[Element data from apps and pages]
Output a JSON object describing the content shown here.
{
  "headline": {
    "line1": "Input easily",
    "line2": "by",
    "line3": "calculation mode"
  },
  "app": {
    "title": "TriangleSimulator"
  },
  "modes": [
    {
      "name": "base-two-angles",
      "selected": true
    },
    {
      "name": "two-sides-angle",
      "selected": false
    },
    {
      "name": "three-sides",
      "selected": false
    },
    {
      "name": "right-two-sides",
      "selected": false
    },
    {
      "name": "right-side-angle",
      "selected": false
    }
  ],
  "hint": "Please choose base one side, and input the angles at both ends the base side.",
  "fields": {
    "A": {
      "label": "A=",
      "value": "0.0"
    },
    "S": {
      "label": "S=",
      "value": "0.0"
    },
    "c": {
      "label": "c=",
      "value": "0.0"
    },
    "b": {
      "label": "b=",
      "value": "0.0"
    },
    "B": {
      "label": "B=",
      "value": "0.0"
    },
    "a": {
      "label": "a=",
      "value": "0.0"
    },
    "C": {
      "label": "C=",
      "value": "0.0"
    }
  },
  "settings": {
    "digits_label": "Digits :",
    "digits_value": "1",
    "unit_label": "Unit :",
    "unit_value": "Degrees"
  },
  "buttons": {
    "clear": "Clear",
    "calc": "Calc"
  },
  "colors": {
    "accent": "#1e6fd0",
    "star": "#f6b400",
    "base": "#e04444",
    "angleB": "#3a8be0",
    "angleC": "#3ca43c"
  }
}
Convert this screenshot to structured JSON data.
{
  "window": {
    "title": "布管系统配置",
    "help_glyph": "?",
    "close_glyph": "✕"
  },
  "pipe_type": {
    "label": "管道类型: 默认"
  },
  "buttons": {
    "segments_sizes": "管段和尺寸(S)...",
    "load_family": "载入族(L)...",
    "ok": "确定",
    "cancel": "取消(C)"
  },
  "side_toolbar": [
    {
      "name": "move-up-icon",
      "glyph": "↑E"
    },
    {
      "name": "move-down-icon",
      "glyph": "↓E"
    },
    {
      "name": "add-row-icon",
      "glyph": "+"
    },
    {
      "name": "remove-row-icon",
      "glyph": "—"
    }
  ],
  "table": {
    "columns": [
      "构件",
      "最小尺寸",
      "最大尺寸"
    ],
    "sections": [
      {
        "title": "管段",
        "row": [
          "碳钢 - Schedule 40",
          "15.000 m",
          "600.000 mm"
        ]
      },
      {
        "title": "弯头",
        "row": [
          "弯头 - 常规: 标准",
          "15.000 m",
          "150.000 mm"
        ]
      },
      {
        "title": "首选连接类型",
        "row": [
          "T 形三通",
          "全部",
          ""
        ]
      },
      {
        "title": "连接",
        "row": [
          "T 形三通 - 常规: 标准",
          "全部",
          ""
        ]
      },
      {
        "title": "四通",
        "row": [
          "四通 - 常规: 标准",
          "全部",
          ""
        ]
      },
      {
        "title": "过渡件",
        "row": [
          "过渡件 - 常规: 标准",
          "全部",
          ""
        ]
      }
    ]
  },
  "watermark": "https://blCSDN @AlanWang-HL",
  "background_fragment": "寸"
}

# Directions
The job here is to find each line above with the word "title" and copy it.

# Worked solution
    "title": "TriangleSimulator"
    "title": "布管系统配置",
        "title": "管段",
        "title": "弯头",
        "title": "首选连接类型",
        "title": "连接",
        "title": "四通",
        "title": "过渡件",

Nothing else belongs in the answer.